    6. Dooley, Michael P, 2000. "A Model of Crises in Emerging Markets," Economic Journal, Royal Economic Society, vol. 110(460), pages 256-272, January.
    7. Carl T. Schmidt, 1934. "German Business Cycles, 1924-1933," NBER Books, National Bureau of Economic Research, Inc, number schm34-1.
    8. Eichengreen, Barry, 1996. "Golden Fetters: The Gold Standard and the Great Depression, 1919-1939," OUP Catalogue, Oxford University Press, number 9780195101133.
    Full references (including those not matched with items on IDEAS)

    More about this item

    Keywords

    Great Depression; Banking Crisis; Universal Banking;

    JEL classification:

    • N24 - Economic History - - Financial Markets and Institutions - - - Europe: 1913-
    • E44 - Macroeconomics and Monetary Economics - - Money and Interest Rates - - - Financial Markets and the Macroeconomy
    • G01 - Financial Economics - - General - - - Financial Crises

    NEP fields

    This paper has been announced in the following NEP Reports:

    Statistics

    Access and download statistics

    Corrections

    All material on this site has been provided by the respective publishers and authors.
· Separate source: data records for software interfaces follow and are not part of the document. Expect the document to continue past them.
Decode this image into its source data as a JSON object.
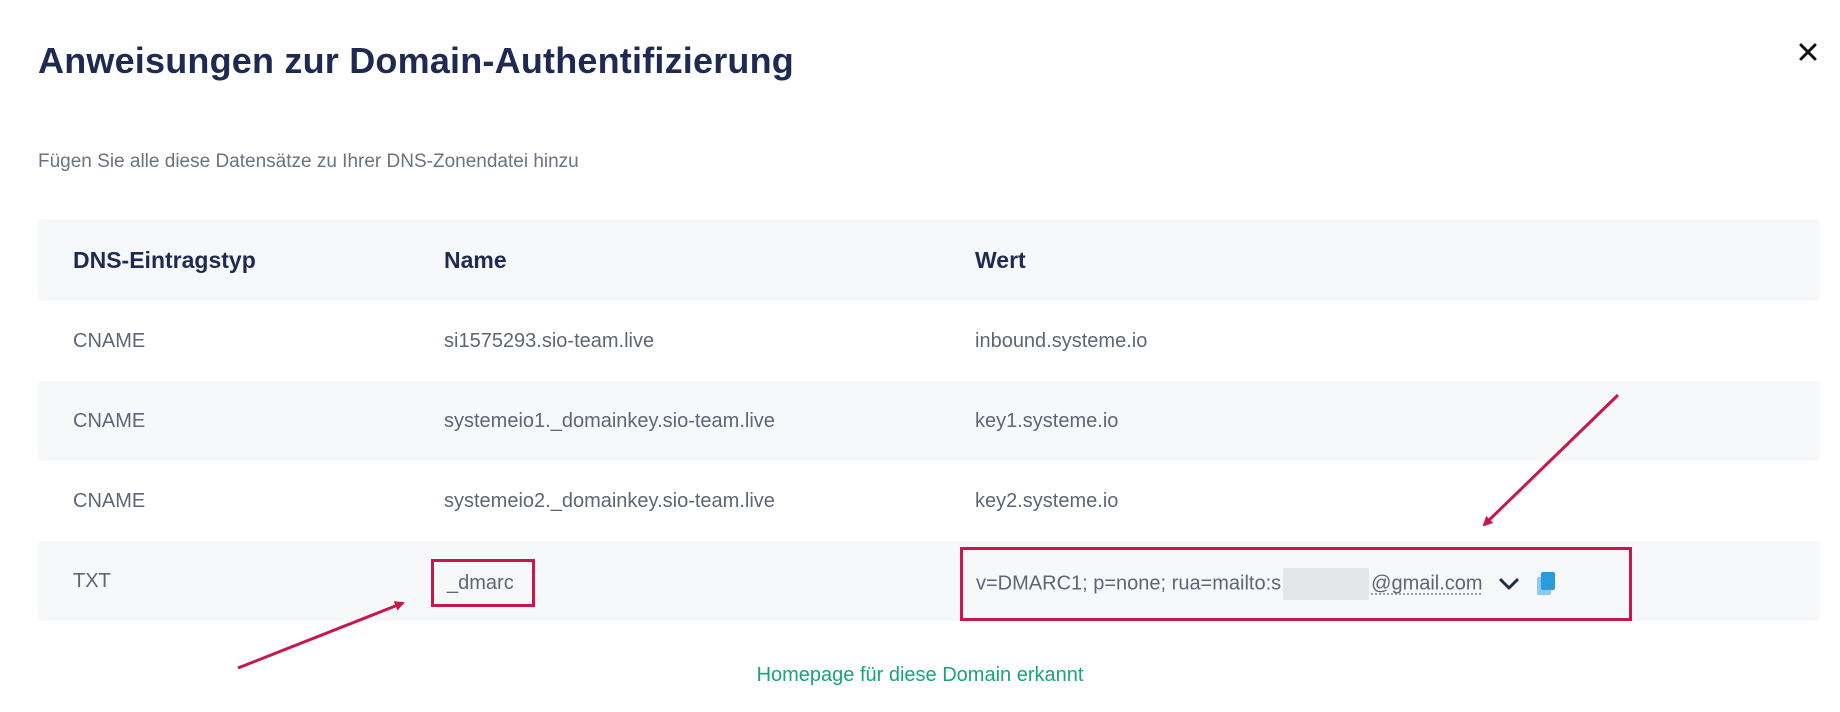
{
  "modal": {
    "title": "Anweisungen zur Domain-Authentifizierung",
    "subtitle": "Fügen Sie alle diese Datensätze zu Ihrer DNS-Zonendatei hinzu",
    "close_icon": "close-icon"
  },
  "table": {
    "headers": [
      "DNS-Eintragstyp",
      "Name",
      "Wert"
    ],
    "rows": [
      {
        "type": "CNAME",
        "name": "si1575293.sio-team.live",
        "value": "inbound.systeme.io"
      },
      {
        "type": "CNAME",
        "name": "systemeio1._domainkey.sio-team.live",
        "value": "key1.systeme.io"
      },
      {
        "type": "CNAME",
        "name": "systemeio2._domainkey.sio-team.live",
        "value": "key2.systeme.io"
      },
      {
        "type": "TXT",
        "name": "_dmarc",
        "value_prefix": "v=DMARC1; p=none; rua=mailto:",
        "value_partial": "s",
        "value_suffix": "@gmail.com"
      }
    ]
  },
  "footer": {
    "link": "Homepage für diese Domain erkannt"
  },
  "colors": {
    "title": "#1e2a52",
    "annotation": "#c8174b",
    "link": "#17a47a",
    "copy_icon": "#2b9be0"
  },
  "icons": {
    "expand": "chevron-down-icon",
    "copy": "copy-icon"
  }
}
You can help correct errors and omissions. When requesting a correction, please mention this item's handle: RePEc:koc:wpaper:0911. See general information about how to correct material in RePEc.

    For technical questions regarding this item, or to correct its authors, title, abstract, bibliographic or download information, contact: (Sumru Oz). General contact details of provider: http://edirc.repec.org/data/dekoctr.html .

    If you have authored this item and are not yet registered with RePEc, we encourage you to do it here. This allows to link your profile to this item. It also allows you to accept potential citations to this item that we are uncertain about.

    If CitEc recognized a reference but did not link an item in RePEc to it, you can help with this form .

    If you know of missing items citing this one, you can help us creating those links by adding the relevant references in the same way as above, for each refering item. If you are a registered author of this item, you may also want to check the "citations" tab in your RePEc Author Service profile, as there may be some citations waiting for confirmation.

    Please note that corrections may take a couple of weeks to filter through the various RePEc services.

    IDEAS is a RePEc service hosted by the Research Division of the Federal Reserve Bank of St. Louis . RePEc uses bibliographic data supplied by the respective publishers.